> Task description:
Wherever the word "Sauce" appears in the entries, copy the whole line.
Data for the task: Begin
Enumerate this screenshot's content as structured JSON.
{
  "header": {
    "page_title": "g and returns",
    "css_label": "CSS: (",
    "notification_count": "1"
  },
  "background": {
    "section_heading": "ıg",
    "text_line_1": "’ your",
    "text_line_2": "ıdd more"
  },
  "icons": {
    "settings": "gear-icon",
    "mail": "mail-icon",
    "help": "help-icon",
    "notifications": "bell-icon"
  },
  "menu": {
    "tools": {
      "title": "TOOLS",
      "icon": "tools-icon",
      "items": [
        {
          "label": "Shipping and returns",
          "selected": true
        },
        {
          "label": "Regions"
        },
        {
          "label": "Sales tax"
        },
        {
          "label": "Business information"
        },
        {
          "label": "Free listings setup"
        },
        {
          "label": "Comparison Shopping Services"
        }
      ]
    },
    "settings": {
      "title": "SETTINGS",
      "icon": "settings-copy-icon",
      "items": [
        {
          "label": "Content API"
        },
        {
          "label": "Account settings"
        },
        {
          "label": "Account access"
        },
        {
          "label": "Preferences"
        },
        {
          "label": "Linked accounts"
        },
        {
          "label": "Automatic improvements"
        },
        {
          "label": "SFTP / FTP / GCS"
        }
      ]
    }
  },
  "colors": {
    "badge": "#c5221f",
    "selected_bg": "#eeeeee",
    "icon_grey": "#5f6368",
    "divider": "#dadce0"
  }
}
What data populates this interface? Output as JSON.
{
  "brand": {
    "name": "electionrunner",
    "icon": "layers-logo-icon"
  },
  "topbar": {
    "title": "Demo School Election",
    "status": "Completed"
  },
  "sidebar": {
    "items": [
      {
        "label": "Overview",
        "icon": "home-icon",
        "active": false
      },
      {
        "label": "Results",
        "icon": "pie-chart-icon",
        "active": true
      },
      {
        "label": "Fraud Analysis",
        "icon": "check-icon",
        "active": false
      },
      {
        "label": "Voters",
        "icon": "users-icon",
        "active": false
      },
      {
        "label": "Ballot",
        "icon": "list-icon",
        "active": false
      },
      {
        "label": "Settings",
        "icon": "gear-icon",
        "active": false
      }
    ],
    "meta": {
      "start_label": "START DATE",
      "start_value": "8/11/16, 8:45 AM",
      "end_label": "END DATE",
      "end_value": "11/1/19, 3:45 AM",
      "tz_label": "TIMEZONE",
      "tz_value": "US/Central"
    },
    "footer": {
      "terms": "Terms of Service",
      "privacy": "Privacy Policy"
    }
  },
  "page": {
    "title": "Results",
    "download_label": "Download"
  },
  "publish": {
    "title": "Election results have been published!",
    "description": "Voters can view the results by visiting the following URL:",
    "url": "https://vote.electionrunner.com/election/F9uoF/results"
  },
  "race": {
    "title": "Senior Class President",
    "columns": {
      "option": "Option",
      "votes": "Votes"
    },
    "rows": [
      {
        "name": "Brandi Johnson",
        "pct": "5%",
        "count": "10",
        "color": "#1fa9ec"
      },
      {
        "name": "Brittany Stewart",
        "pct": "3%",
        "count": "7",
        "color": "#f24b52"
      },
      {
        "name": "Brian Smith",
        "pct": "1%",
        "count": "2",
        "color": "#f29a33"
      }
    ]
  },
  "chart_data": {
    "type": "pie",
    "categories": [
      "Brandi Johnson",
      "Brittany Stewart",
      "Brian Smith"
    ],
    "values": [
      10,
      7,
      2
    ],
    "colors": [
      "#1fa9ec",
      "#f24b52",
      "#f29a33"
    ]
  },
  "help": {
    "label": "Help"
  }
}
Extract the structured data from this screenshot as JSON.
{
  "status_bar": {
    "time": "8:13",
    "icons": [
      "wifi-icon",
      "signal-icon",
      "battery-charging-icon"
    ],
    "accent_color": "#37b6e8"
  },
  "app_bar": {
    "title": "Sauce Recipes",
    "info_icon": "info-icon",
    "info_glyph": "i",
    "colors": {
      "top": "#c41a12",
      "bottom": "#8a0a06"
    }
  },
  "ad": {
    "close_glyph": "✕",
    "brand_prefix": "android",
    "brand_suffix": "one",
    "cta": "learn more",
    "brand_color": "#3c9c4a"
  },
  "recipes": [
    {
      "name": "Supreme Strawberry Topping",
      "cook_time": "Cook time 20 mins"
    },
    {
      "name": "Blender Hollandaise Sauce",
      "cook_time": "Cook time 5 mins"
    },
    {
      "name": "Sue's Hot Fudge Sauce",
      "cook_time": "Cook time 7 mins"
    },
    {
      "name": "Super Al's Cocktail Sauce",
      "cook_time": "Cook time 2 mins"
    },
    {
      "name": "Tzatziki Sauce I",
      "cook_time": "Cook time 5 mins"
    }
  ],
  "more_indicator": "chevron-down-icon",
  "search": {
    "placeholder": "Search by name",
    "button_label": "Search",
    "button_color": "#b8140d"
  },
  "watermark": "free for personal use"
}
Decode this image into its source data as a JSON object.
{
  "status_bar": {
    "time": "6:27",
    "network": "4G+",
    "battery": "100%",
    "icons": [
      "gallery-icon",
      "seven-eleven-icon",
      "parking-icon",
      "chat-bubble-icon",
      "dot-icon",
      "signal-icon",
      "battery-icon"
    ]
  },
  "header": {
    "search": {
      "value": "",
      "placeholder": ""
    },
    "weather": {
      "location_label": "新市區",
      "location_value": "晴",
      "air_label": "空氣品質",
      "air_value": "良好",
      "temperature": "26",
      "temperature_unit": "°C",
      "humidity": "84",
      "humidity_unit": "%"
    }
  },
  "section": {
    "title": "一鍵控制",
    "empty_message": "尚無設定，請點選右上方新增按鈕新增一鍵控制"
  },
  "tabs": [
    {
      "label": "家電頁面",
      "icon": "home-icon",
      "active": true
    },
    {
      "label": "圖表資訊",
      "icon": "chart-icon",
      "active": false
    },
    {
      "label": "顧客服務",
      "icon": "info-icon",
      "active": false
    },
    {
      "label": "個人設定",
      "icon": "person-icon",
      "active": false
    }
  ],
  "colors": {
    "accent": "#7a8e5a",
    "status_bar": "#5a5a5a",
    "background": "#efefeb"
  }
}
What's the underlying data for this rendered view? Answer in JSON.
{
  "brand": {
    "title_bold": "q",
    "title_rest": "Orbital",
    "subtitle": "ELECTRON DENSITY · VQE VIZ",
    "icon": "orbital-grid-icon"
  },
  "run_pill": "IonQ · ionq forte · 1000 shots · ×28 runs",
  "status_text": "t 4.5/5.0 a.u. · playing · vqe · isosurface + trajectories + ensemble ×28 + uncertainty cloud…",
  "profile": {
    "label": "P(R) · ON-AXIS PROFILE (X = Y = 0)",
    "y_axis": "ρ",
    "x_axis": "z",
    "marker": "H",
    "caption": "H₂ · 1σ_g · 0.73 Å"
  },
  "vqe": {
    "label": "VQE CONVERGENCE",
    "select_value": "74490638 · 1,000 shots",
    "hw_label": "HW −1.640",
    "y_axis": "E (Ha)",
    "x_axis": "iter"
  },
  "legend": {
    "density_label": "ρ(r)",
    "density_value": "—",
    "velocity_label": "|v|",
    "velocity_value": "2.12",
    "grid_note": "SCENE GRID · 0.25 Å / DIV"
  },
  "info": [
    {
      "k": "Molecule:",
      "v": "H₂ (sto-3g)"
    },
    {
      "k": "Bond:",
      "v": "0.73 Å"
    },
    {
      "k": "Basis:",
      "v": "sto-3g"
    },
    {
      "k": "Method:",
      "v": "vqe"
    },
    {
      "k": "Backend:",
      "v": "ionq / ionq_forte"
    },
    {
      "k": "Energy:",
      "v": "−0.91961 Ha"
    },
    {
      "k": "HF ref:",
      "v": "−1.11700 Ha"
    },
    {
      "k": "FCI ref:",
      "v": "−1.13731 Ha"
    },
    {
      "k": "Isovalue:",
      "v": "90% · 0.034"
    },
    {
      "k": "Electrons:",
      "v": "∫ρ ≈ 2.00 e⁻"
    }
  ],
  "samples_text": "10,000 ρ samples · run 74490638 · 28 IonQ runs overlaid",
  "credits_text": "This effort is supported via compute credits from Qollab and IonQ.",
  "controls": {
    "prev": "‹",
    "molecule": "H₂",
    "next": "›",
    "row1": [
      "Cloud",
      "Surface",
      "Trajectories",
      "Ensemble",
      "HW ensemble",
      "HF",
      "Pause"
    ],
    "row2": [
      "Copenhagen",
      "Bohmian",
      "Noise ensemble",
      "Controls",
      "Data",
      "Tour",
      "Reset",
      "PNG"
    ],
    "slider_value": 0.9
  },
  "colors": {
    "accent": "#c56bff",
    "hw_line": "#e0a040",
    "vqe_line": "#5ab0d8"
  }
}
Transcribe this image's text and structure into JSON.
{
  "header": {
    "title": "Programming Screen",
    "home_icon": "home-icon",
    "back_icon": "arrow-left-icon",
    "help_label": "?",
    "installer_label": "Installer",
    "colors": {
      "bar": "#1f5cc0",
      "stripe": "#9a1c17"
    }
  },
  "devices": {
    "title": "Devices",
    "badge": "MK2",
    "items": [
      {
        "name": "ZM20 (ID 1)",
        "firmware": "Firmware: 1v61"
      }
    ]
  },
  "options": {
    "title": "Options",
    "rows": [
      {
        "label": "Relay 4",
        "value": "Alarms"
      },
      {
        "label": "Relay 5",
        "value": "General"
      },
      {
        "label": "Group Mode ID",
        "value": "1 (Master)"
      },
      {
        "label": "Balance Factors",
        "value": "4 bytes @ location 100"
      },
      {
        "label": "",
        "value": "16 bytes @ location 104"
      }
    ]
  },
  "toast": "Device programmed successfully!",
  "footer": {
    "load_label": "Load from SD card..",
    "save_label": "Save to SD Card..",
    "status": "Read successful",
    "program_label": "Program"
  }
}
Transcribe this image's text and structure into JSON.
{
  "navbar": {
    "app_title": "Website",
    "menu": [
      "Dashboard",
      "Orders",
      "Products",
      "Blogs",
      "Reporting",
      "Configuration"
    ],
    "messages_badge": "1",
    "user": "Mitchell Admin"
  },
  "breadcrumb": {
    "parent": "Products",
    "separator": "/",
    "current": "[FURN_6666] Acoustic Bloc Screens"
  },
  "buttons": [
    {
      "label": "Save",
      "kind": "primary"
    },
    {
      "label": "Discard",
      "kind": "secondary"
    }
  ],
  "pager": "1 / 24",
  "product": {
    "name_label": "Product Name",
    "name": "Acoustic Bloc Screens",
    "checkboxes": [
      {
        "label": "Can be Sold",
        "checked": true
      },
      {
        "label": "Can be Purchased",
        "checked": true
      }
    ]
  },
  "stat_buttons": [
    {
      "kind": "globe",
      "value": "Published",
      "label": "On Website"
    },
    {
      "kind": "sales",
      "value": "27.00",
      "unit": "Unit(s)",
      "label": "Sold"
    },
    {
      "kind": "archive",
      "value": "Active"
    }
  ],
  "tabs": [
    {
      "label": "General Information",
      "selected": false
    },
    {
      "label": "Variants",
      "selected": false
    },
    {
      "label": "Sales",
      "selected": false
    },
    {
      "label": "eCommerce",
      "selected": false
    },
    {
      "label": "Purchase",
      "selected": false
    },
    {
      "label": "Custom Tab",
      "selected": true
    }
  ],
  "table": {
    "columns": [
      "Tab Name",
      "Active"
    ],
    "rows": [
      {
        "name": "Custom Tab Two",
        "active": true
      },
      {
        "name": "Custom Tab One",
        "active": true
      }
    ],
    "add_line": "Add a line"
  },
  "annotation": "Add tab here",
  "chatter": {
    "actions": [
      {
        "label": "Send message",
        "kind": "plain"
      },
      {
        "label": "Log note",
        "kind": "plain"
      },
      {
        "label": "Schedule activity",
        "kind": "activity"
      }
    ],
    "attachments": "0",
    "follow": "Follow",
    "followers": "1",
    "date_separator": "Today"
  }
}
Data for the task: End
> Expected output:
    "title": "Sauce Recipes",
      "name": "Blender Hollandaise Sauce",
      "name": "Sue's Hot Fudge Sauce",
      "name": "Super Al's Cocktail Sauce",
      "name": "Tzatziki Sauce I",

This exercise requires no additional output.